◆ Assignment:
Which lines in the data contain the word "created"? Please copy each of them.

App and web page records:
----
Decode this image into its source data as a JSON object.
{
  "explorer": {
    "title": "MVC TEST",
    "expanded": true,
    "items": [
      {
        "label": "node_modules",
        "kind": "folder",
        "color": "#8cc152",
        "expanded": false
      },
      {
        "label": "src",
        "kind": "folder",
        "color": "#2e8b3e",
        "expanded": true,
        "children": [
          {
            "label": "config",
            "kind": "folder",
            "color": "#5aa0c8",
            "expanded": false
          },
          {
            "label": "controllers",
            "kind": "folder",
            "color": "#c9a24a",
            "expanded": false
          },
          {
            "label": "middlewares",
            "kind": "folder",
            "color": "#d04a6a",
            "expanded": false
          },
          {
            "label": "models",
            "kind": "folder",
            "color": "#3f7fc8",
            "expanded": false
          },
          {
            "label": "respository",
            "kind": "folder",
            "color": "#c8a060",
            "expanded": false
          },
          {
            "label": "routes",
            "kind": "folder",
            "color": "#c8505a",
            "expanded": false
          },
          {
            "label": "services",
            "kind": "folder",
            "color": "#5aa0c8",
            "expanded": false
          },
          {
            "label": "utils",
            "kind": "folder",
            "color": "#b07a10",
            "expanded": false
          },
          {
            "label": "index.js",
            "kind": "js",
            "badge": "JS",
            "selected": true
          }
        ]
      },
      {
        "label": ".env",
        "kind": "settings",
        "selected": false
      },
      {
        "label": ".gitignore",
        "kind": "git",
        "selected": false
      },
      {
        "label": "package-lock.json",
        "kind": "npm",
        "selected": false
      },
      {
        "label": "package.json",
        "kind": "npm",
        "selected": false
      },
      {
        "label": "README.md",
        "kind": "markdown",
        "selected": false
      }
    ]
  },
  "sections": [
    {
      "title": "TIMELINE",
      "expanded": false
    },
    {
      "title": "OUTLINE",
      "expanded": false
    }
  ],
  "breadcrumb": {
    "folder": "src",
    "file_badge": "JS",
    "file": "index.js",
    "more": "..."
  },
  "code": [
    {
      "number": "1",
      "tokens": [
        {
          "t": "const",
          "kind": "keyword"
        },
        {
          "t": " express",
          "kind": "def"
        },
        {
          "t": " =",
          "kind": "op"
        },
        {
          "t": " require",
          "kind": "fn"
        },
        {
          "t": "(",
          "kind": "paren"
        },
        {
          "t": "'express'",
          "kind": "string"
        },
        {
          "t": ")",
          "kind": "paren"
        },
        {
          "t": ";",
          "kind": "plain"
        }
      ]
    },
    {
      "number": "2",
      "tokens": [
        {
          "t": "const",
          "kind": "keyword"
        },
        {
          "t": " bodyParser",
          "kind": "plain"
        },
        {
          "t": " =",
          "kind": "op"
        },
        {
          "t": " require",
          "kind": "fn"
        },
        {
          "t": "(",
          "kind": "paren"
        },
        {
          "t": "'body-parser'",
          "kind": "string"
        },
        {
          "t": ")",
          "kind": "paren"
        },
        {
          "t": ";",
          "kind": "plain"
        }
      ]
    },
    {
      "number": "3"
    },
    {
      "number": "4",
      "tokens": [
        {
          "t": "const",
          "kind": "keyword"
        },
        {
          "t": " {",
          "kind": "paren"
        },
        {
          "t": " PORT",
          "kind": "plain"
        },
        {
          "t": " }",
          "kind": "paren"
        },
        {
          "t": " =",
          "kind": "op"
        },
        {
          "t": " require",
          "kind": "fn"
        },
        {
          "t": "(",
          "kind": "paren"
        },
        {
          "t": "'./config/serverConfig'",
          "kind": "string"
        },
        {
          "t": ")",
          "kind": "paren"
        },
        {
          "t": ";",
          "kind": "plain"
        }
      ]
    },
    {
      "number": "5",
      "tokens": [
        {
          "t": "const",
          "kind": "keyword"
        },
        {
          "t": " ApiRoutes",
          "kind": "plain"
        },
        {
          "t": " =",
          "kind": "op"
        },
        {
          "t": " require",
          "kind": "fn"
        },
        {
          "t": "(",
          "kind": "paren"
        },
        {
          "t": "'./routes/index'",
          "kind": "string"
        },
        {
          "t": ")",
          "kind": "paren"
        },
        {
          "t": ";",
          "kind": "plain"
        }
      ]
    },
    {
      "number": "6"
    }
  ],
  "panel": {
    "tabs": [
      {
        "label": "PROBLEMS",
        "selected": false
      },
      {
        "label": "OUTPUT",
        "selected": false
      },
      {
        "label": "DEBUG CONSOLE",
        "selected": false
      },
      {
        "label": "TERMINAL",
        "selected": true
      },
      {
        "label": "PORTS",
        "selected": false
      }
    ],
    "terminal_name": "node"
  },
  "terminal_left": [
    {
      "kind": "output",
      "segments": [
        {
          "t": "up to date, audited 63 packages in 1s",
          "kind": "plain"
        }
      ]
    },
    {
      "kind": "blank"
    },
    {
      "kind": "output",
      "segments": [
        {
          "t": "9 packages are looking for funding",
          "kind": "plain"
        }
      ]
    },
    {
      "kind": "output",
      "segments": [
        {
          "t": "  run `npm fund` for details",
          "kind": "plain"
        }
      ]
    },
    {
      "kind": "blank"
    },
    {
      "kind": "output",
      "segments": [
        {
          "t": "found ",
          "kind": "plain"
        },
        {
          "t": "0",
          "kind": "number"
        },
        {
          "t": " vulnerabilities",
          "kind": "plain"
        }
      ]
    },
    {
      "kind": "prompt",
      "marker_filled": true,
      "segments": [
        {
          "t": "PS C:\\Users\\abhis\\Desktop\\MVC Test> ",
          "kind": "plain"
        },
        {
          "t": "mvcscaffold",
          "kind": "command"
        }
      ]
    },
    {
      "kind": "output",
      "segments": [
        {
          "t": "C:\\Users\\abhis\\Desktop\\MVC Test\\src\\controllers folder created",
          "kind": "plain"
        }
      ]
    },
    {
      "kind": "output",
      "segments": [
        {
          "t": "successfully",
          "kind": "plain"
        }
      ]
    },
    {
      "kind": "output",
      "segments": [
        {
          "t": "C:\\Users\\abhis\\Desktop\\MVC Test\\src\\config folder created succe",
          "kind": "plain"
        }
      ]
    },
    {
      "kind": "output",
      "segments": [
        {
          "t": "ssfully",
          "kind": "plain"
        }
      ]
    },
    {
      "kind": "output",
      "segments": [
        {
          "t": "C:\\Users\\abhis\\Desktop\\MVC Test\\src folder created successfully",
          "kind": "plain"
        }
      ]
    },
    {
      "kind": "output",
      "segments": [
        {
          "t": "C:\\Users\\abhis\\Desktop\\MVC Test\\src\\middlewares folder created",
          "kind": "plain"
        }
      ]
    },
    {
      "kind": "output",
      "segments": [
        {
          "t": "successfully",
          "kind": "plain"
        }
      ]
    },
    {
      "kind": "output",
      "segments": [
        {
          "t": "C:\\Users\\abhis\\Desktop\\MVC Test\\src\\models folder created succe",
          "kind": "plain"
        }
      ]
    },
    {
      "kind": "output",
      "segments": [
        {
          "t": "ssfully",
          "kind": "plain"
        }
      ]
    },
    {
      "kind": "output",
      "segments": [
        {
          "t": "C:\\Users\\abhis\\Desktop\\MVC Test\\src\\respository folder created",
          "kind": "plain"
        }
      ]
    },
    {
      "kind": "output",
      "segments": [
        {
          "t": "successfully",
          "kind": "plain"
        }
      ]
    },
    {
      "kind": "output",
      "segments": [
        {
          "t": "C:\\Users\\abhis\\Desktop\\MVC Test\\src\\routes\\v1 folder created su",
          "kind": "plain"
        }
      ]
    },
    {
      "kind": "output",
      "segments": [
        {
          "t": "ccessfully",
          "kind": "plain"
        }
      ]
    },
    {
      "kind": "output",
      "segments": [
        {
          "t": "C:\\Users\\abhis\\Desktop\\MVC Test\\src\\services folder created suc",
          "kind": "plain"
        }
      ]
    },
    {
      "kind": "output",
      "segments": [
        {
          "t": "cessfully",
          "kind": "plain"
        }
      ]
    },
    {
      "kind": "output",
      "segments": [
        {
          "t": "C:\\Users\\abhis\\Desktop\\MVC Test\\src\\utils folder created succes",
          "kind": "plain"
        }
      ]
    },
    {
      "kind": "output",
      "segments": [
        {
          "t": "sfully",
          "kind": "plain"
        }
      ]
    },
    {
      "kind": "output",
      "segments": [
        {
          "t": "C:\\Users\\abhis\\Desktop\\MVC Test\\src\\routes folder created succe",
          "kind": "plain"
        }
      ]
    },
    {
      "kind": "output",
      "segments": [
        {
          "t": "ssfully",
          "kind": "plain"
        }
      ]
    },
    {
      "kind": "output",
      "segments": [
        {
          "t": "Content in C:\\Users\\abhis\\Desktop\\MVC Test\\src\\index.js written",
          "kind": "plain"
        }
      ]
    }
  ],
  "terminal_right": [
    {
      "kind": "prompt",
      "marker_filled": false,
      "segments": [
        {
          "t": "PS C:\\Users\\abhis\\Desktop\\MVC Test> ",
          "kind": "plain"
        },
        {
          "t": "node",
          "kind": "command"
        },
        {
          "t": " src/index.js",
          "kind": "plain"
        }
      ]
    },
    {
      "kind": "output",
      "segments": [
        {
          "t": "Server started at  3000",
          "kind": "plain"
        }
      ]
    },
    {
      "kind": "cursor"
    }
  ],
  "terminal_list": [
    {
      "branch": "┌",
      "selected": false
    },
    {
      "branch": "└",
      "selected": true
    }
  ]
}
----
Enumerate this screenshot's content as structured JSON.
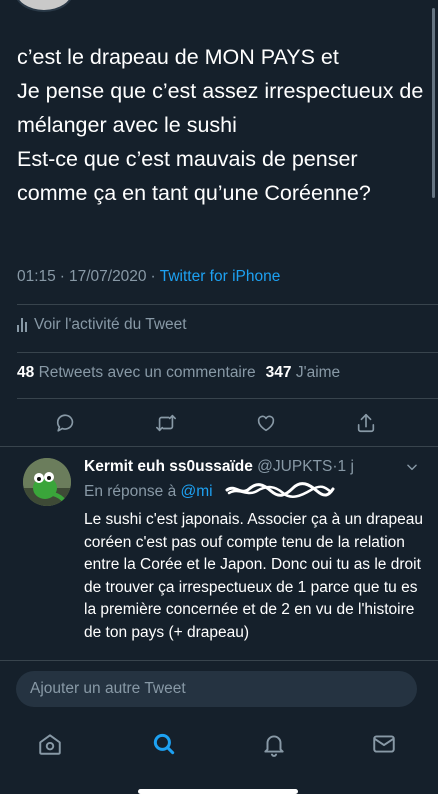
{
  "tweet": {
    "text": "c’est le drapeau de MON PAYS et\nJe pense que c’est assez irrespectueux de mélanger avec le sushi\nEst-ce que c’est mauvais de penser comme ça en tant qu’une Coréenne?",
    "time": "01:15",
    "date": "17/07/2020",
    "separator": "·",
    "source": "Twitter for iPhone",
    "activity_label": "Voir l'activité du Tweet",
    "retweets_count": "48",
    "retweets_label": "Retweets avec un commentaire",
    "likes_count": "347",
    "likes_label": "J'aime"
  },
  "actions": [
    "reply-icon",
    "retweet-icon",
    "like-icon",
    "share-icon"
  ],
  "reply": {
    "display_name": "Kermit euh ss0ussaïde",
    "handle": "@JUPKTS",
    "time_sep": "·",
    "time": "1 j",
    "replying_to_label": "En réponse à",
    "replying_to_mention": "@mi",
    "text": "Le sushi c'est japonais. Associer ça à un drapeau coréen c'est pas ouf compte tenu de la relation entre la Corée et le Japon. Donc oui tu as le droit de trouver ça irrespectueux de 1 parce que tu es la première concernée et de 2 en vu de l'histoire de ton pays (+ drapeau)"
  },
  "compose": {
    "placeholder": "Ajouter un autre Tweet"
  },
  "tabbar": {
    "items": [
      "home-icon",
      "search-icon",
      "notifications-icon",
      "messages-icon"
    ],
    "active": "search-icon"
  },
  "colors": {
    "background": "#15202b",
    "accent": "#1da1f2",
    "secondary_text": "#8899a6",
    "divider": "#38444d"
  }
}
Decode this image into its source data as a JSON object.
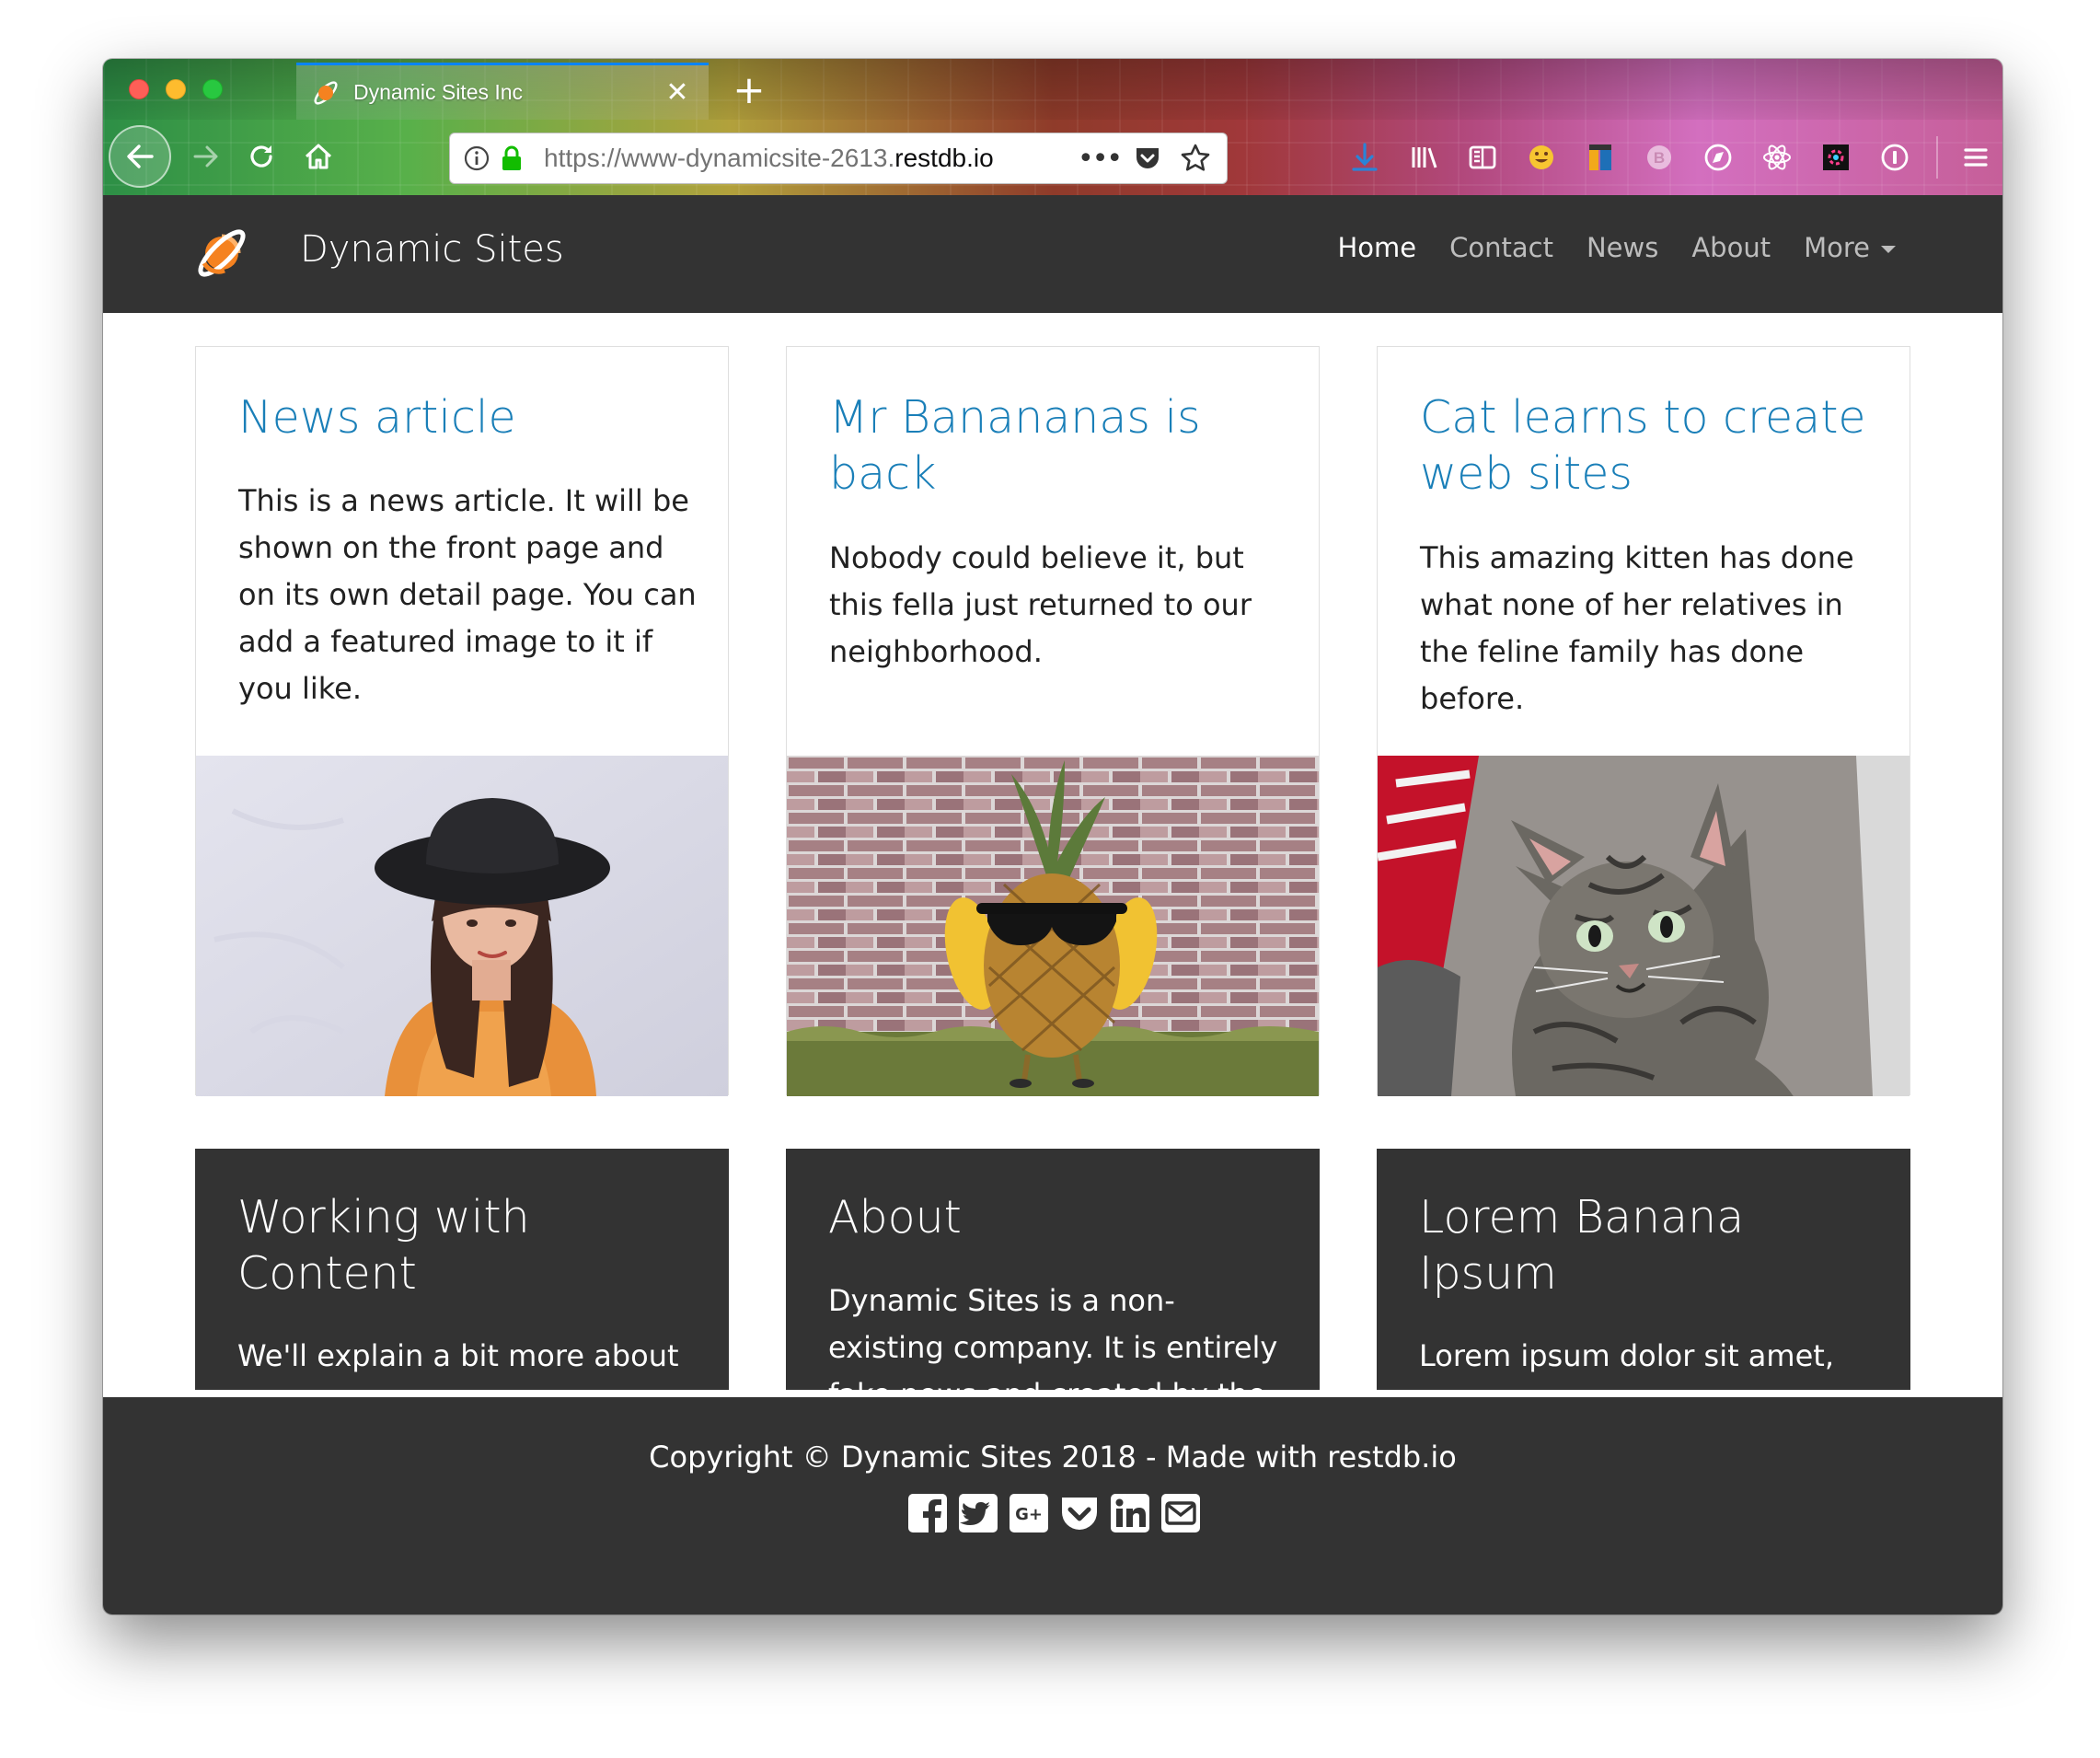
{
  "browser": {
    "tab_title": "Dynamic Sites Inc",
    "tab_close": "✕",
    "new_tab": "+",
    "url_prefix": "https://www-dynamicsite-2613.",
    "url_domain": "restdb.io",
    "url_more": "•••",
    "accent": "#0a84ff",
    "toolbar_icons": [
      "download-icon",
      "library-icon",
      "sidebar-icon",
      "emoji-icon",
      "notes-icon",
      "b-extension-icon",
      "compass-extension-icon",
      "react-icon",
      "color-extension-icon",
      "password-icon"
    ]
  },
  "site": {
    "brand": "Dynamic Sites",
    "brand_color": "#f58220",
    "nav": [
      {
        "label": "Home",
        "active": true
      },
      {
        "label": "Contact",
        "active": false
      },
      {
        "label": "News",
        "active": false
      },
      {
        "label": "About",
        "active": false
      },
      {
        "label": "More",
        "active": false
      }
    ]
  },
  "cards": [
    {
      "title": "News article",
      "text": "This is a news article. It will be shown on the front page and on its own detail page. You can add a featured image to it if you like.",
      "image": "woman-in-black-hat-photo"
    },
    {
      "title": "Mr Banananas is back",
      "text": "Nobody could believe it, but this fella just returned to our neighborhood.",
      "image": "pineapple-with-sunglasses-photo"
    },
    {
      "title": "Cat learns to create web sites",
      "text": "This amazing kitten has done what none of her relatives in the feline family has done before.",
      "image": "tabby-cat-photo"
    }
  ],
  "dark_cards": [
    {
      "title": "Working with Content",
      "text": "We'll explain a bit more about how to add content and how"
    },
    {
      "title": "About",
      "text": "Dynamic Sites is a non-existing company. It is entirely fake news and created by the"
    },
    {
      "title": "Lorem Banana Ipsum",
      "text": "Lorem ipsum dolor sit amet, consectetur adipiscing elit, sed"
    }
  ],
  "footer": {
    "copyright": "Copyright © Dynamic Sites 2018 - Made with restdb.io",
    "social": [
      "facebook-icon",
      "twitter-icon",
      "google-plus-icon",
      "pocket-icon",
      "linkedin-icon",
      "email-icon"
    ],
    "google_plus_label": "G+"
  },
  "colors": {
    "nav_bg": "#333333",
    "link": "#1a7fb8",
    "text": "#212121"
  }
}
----
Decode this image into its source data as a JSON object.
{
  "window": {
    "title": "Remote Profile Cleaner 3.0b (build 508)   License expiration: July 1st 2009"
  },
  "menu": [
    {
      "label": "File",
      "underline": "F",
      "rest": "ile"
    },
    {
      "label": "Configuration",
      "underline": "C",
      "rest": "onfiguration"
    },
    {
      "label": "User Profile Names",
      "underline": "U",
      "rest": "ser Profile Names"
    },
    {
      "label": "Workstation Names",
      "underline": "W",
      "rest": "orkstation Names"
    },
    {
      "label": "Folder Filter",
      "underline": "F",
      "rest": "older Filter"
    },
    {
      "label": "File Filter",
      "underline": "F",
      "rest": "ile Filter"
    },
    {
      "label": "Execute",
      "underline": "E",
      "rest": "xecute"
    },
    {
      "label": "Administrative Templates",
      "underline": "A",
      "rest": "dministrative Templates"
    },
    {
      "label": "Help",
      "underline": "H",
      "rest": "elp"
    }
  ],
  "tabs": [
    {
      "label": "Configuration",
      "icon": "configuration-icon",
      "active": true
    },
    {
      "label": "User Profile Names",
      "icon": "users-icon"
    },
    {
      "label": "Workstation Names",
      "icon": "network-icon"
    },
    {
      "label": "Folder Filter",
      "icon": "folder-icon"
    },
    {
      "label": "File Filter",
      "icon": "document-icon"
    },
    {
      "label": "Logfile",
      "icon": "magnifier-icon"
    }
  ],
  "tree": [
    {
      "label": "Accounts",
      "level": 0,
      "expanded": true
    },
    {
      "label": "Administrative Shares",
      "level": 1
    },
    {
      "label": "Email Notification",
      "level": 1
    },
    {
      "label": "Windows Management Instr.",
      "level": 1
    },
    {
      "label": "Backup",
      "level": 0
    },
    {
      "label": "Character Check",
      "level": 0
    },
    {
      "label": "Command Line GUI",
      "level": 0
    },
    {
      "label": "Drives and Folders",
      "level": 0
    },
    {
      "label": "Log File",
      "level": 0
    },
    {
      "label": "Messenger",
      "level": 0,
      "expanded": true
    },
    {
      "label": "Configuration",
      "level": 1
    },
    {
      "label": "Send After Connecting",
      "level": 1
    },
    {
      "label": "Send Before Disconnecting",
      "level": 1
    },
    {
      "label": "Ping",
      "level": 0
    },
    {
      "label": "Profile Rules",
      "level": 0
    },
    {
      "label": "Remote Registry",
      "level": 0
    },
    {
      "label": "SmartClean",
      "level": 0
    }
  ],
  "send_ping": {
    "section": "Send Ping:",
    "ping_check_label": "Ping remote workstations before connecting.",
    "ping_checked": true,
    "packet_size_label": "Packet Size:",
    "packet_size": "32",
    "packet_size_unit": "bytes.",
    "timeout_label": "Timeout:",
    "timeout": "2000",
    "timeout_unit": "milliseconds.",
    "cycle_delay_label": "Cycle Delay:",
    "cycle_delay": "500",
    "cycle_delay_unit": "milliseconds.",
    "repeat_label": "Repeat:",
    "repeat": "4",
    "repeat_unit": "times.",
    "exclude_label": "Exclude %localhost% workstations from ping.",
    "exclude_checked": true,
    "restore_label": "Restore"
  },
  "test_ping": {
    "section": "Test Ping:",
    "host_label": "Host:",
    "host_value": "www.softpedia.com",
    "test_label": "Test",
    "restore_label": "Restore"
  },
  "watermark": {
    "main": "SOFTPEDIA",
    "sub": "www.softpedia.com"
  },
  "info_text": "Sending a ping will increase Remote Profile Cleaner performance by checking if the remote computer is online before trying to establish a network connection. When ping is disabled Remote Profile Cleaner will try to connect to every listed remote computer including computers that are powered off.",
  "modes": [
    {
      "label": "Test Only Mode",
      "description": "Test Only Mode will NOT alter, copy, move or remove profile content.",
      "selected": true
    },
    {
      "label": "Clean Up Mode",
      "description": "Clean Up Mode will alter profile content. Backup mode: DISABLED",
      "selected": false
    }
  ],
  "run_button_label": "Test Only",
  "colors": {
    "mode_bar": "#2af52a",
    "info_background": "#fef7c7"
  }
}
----
◆ Result below:
          "t": "C:\\Users\\abhis\\Desktop\\MVC Test\\src\\controllers folder created",
          "t": "C:\\Users\\abhis\\Desktop\\MVC Test\\src\\config folder created succe",
          "t": "C:\\Users\\abhis\\Desktop\\MVC Test\\src folder created successfully",
          "t": "C:\\Users\\abhis\\Desktop\\MVC Test\\src\\middlewares folder created",
          "t": "C:\\Users\\abhis\\Desktop\\MVC Test\\src\\models folder created succe",
          "t": "C:\\Users\\abhis\\Desktop\\MVC Test\\src\\respository folder created",
          "t": "C:\\Users\\abhis\\Desktop\\MVC Test\\src\\routes\\v1 folder created su",
          "t": "C:\\Users\\abhis\\Desktop\\MVC Test\\src\\services folder created suc",
          "t": "C:\\Users\\abhis\\Desktop\\MVC Test\\src\\utils folder created succes",
          "t": "C:\\Users\\abhis\\Desktop\\MVC Test\\src\\routes folder created succe",
      "text": "Dynamic Sites is a non-existing company. It is entirely fake news and created by the"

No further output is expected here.